September 03, 2004

Wicker Park

Directed by Paul McGuigan Starring Josh Hartnett, Rose Byrne, Diane Kruger and Matthew Lillard

Reviewed by Martin Tsai

Despite its stylish appearance and engaging plot, Wicker Park unwittingly falls into the common traps that encumber most American remakes of foreign films. It is a by-the-numbers adaptation of Gilles Mimouni's 1996 French thriller L'Appartement, but unfortunately far too many elements here get lost in Hollywood translation.

Josh Hartnett stars as Matt, who spontaneously puts off an important business trip and a marriage proposal after a brush with a woman reminiscent of his old flame Lisa (Diane Kruger). He traces her using a hotel key she has left behind, which eventually leads him to a different woman (Rose Byrne) who claims that her name is also Lisa. It turns out that her name is really Alex, and she has an ulterior motive to keep Matt and Lisa apart. The jigsaw puzzle of a story weaves a web of obsession, and every character appears to be stalking someone else.

Fresh-faced Hartnett seems awkward in the lead role, which probably demands someone slightly older (think Vincent Cassel of the original). Essentially playing himself as always, Matthew Lillard somehow gives the most memorable performance in the film as Matt's best friend Luke.

Screenwriter Brandon Boyce substantially retains the characters and the scenes from L'Appartement, but inevitably simplifies and demystifies their complexity for North American consumption. He maintains the original's effective structure that constantly shifts time and perspective, and then patronizingly goes on to explain all the twists and turns to a degree that is totally unnecessary. In an attempt to dumb down the story further, Boyce sacrifices the original's murder-mystery subplot involving Lisa's widowed stalker. Although that character remains in the film, he has been reduced to relative insignificance.

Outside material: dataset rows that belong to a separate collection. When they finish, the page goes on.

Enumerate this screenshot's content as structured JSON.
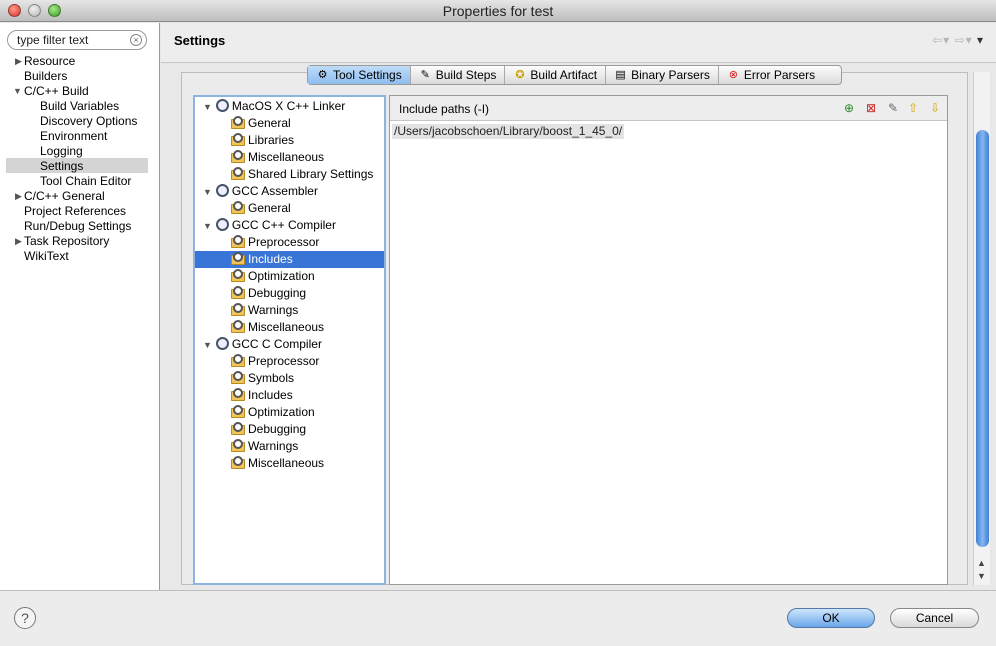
{
  "window": {
    "title": "Properties for test"
  },
  "sidebar": {
    "filter_placeholder": "type filter text",
    "items": [
      {
        "label": "Resource"
      },
      {
        "label": "Builders"
      },
      {
        "label": "C/C++ Build"
      },
      {
        "label": "Build Variables"
      },
      {
        "label": "Discovery Options"
      },
      {
        "label": "Environment"
      },
      {
        "label": "Logging"
      },
      {
        "label": "Settings"
      },
      {
        "label": "Tool Chain Editor"
      },
      {
        "label": "C/C++ General"
      },
      {
        "label": "Project References"
      },
      {
        "label": "Run/Debug Settings"
      },
      {
        "label": "Task Repository"
      },
      {
        "label": "WikiText"
      }
    ],
    "selected": "Settings"
  },
  "header": {
    "title": "Settings"
  },
  "tabs": [
    {
      "label": "Tool Settings",
      "icon": "tool-settings-icon"
    },
    {
      "label": "Build Steps",
      "icon": "build-steps-icon"
    },
    {
      "label": "Build Artifact",
      "icon": "build-artifact-icon"
    },
    {
      "label": "Binary Parsers",
      "icon": "binary-parsers-icon"
    },
    {
      "label": "Error Parsers",
      "icon": "error-parsers-icon"
    }
  ],
  "tree": {
    "items": [
      {
        "label": "MacOS X C++ Linker"
      },
      {
        "label": "General"
      },
      {
        "label": "Libraries"
      },
      {
        "label": "Miscellaneous"
      },
      {
        "label": "Shared Library Settings"
      },
      {
        "label": "GCC Assembler"
      },
      {
        "label": "General"
      },
      {
        "label": "GCC C++ Compiler"
      },
      {
        "label": "Preprocessor"
      },
      {
        "label": "Includes"
      },
      {
        "label": "Optimization"
      },
      {
        "label": "Debugging"
      },
      {
        "label": "Warnings"
      },
      {
        "label": "Miscellaneous"
      },
      {
        "label": "GCC C Compiler"
      },
      {
        "label": "Preprocessor"
      },
      {
        "label": "Symbols"
      },
      {
        "label": "Includes"
      },
      {
        "label": "Optimization"
      },
      {
        "label": "Debugging"
      },
      {
        "label": "Warnings"
      },
      {
        "label": "Miscellaneous"
      }
    ],
    "selected": "Includes"
  },
  "content": {
    "title": "Include paths (-I)",
    "paths": [
      "/Users/jacobschoen/Library/boost_1_45_0/"
    ]
  },
  "footer": {
    "ok_label": "OK",
    "cancel_label": "Cancel",
    "help_symbol": "?"
  }
}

Director Paul McGuigan infuses a few gracefully layered images, making even split-screens pleasing to the eye. But he ultimately utilizes this device too infrequently, despite the fact that it works wonders with the film's fragmented storytelling.

McGuigan seems to be on autopilot the rest of the time, duplicating scenarios from L'Appartement while completely missing the point. The original pays homage to Alfred Hitchcock classics such as Vertigo, Rear Window and Strangers on a Train and while some of those elements remain in Wicker Park, the director leaves an impression that he is oblivious to the Hitchcockian references in Mimouni's version. To make matters worse, the film blasts an ill-conceived pop-rock soundtrack with placid guitars slowly strumming away what little suspense remains.

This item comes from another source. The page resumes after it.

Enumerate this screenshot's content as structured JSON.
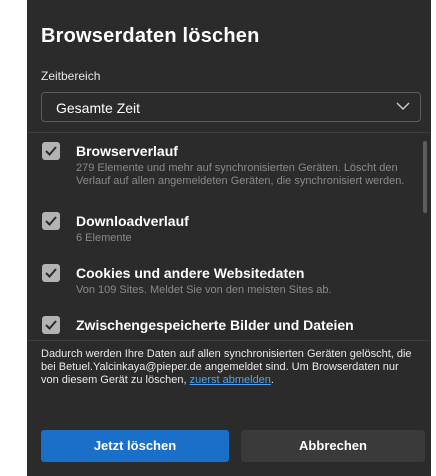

Reprinted from WestEnder. © Copyright 2004 Martin Tsai. All rights reserved.